Wang, G. & Uludag, H., 2008. Recent developments in nanoparticle-based drug delivery and targeting systems with emphasis on protein-based nanoparticles. Expert opinion on drug delivery, 5(5), pp.499-515. Available at: http://www.ncbi.nlm.nih.gov/pubmed/18491978 [Accessed April 8, 2012].
Abstract: Drug delivery systems with nm dimensions (nanoparticles [NPs]) are attracting increasing attention because they can sequester drugs in systemic circulation, prevent non-specific biodistribution, and target to specific tissues.
Yadav, S.C., Kumari, A. & Yadav, R., 2011. Development of peptide and protein nanotherapeutics by nanoencapsulation and nanobioconjugation. Peptides, 32(1), pp.173-87. Available at: http://www.ncbi.nlm.nih.gov/pubmed/20934475 [Accessed March 10, 2012].

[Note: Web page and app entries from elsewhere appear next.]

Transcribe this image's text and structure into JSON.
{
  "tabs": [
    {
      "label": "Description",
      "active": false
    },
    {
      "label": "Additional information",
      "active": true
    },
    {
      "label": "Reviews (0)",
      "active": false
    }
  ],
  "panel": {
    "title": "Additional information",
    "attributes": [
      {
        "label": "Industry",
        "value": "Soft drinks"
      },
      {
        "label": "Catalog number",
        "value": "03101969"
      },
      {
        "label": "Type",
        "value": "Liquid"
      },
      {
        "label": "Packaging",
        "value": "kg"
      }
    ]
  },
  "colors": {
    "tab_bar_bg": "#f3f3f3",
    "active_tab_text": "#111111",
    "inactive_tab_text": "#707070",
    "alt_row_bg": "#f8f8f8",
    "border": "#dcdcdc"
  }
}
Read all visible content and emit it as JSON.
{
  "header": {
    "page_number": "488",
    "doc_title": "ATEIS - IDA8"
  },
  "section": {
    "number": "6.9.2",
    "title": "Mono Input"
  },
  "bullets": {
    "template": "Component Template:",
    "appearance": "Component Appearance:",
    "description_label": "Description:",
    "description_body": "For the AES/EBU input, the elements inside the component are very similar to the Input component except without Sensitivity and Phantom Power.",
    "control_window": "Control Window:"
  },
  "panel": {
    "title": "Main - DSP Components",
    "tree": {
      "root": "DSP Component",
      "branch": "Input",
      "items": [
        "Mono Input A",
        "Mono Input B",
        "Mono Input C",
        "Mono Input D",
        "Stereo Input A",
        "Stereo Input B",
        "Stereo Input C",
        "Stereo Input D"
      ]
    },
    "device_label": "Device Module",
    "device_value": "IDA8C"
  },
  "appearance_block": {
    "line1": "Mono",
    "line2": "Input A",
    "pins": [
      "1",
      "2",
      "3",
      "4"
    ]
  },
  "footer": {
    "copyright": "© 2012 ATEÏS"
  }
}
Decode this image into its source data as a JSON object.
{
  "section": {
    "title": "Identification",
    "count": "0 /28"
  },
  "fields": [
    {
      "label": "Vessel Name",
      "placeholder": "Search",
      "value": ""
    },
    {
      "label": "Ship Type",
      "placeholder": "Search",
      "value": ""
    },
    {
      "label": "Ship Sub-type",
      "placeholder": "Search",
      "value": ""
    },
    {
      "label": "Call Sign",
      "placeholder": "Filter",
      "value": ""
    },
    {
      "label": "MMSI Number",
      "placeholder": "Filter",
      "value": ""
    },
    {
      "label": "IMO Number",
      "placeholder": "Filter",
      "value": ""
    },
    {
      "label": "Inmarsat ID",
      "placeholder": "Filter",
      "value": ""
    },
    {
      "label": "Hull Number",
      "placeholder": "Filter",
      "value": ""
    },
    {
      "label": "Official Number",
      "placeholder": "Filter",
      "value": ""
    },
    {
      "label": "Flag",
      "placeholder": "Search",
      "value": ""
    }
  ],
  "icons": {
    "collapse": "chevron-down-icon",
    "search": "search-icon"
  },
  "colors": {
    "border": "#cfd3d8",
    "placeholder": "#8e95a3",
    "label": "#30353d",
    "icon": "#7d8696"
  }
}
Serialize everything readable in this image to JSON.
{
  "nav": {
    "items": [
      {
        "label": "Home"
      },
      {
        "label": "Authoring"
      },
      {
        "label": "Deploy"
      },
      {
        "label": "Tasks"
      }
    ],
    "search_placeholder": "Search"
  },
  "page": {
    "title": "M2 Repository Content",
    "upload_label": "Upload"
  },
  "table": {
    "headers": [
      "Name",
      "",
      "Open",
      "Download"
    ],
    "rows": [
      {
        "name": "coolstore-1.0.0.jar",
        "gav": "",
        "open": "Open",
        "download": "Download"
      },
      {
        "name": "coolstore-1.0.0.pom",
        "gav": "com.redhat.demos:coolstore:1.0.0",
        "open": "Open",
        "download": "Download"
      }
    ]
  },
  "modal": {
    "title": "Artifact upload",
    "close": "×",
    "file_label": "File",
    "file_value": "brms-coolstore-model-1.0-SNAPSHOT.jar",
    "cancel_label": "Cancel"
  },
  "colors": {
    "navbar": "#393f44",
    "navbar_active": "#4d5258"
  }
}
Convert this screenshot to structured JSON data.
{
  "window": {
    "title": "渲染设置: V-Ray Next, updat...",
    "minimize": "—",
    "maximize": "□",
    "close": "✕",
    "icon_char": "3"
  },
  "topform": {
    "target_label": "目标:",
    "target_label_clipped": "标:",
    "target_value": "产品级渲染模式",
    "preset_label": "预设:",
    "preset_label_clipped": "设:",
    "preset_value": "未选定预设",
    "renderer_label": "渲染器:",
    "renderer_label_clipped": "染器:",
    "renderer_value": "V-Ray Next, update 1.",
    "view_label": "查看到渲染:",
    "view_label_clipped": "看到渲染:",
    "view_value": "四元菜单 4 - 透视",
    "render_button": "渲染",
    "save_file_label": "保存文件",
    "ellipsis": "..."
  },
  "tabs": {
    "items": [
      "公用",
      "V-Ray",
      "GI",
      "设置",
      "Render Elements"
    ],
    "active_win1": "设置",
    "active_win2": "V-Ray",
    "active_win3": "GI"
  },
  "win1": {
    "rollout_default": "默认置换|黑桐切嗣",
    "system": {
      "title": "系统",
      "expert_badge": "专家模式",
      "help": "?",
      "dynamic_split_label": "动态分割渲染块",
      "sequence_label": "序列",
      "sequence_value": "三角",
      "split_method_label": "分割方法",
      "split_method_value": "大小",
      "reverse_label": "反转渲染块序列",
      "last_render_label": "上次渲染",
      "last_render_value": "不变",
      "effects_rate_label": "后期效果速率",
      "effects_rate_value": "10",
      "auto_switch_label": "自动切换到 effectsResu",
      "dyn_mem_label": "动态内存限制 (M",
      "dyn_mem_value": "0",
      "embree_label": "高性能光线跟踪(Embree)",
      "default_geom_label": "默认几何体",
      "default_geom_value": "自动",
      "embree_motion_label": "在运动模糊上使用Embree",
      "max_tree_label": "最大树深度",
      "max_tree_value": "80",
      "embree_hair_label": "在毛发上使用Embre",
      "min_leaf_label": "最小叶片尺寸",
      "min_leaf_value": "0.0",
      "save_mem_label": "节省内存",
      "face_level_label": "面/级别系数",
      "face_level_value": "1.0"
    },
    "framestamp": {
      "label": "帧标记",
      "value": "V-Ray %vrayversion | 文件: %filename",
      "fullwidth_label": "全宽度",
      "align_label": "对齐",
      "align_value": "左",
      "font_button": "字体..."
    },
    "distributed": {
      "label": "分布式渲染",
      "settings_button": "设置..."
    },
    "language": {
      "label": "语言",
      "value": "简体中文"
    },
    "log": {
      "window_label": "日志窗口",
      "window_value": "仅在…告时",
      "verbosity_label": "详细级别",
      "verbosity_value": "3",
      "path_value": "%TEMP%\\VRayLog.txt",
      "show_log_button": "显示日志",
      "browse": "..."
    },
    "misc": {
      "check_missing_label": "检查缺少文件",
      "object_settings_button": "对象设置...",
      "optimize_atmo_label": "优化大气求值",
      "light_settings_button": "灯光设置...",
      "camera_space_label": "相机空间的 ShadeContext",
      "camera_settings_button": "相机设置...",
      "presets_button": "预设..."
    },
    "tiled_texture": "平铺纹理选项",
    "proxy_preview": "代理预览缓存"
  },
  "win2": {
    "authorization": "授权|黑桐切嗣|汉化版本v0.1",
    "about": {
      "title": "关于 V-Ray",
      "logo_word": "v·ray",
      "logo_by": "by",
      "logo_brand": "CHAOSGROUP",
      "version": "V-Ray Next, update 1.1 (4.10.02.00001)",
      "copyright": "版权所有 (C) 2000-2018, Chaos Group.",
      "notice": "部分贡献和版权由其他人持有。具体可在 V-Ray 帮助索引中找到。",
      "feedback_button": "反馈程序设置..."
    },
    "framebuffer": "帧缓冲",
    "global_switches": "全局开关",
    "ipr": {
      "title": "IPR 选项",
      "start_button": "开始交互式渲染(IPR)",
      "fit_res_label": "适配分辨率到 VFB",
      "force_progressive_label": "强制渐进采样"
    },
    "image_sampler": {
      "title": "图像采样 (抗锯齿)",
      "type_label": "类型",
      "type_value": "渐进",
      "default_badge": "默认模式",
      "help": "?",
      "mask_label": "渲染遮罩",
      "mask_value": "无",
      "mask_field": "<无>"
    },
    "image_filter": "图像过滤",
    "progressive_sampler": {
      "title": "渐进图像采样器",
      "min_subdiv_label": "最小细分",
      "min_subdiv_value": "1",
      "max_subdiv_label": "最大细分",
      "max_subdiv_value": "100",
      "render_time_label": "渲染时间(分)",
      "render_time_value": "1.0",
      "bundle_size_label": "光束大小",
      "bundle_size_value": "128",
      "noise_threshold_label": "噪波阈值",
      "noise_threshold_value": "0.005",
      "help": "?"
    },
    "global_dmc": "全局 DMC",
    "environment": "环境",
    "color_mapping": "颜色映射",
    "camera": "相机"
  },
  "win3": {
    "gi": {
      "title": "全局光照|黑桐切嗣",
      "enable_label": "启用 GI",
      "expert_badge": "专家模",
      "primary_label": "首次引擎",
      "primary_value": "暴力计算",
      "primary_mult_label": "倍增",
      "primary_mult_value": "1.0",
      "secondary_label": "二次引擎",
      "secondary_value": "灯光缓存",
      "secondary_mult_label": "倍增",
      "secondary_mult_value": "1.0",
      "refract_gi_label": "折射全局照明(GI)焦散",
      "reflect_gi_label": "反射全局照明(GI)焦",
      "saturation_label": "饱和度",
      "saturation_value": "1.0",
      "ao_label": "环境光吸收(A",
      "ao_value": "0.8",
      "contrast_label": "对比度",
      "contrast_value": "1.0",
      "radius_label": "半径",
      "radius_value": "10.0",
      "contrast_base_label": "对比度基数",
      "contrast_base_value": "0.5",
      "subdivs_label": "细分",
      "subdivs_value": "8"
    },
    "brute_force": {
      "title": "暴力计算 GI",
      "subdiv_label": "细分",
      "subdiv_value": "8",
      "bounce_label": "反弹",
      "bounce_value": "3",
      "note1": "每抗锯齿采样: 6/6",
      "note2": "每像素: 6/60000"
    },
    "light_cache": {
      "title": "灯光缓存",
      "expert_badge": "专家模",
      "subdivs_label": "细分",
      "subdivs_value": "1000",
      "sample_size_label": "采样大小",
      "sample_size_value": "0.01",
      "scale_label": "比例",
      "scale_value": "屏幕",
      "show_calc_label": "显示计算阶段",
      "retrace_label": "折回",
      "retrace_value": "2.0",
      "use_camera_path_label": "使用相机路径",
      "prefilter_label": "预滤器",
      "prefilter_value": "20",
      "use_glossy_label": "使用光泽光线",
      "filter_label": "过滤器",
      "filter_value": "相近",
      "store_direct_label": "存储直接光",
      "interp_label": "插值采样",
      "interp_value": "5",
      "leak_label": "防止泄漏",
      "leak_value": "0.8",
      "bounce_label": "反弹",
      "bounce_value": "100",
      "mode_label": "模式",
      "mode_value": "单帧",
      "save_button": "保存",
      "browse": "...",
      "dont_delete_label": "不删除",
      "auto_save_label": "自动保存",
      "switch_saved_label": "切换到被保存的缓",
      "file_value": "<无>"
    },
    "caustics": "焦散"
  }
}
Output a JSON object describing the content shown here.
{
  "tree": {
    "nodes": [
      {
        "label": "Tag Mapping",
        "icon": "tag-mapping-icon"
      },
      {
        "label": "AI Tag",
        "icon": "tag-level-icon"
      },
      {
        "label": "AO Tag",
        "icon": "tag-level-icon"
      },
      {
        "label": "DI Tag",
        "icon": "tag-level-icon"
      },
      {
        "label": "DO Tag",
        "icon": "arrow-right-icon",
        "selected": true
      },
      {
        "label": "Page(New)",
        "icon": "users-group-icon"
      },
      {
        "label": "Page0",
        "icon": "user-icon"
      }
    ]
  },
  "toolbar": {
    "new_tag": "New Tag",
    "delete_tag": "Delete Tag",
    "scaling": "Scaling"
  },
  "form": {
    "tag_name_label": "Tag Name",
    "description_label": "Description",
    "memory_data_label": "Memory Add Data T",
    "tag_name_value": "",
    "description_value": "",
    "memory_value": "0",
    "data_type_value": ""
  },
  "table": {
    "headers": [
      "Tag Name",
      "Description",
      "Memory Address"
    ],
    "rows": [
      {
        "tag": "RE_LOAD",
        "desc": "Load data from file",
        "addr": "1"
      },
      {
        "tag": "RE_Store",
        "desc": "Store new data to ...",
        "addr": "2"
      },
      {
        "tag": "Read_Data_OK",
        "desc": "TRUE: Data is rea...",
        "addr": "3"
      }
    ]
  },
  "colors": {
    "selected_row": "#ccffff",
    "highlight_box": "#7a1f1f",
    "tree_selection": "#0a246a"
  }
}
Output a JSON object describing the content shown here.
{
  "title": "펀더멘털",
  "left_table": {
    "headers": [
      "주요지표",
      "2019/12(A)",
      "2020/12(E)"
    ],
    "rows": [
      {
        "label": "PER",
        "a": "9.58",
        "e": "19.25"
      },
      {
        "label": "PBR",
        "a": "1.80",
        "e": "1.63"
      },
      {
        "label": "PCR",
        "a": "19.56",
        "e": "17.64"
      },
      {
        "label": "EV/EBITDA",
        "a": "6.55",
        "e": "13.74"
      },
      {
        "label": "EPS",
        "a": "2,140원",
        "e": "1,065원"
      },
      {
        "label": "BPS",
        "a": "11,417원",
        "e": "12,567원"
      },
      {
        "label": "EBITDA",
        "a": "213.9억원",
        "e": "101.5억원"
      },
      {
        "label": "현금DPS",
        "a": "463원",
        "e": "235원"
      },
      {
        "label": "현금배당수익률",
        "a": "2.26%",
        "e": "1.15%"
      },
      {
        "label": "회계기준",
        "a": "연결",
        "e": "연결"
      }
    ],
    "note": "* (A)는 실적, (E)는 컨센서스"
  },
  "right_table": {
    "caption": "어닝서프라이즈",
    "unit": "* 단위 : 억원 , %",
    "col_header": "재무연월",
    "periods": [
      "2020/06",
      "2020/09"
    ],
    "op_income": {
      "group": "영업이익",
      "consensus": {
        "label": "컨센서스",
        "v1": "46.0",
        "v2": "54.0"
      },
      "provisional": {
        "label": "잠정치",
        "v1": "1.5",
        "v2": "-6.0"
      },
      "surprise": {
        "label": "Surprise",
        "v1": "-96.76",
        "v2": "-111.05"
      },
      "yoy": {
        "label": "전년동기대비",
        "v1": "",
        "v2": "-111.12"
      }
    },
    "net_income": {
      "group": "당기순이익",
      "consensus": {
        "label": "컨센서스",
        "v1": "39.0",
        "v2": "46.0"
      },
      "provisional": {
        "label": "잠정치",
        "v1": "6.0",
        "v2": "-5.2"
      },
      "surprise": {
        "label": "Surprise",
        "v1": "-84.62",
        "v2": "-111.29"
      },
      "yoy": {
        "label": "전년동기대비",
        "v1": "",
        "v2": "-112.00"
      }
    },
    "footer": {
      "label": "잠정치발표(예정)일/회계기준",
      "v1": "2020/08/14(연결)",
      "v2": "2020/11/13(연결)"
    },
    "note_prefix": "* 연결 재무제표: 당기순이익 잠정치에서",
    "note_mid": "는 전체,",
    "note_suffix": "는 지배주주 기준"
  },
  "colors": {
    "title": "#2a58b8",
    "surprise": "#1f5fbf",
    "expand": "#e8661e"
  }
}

Abstract: The targeted delivery of therapeutic peptide by nanocarriers systems requires the knowledge of interactions of nanomaterials with the biological environment, peptide release, and stability of therapeutic peptides. Therapeutic application of nanoencapsulated peptides are increasing exponentially and >1000 peptides in nanoencapsulated form are in different clinical/trial phase. This review covers current scenario of therapeutic protein and peptides encapsulation on polymer to metallic nanocarriers including methods of protein encapsulation, peptide bioconjugation on nanoparticles, stability enhancement of encapsulated proteins and its biomedical applications.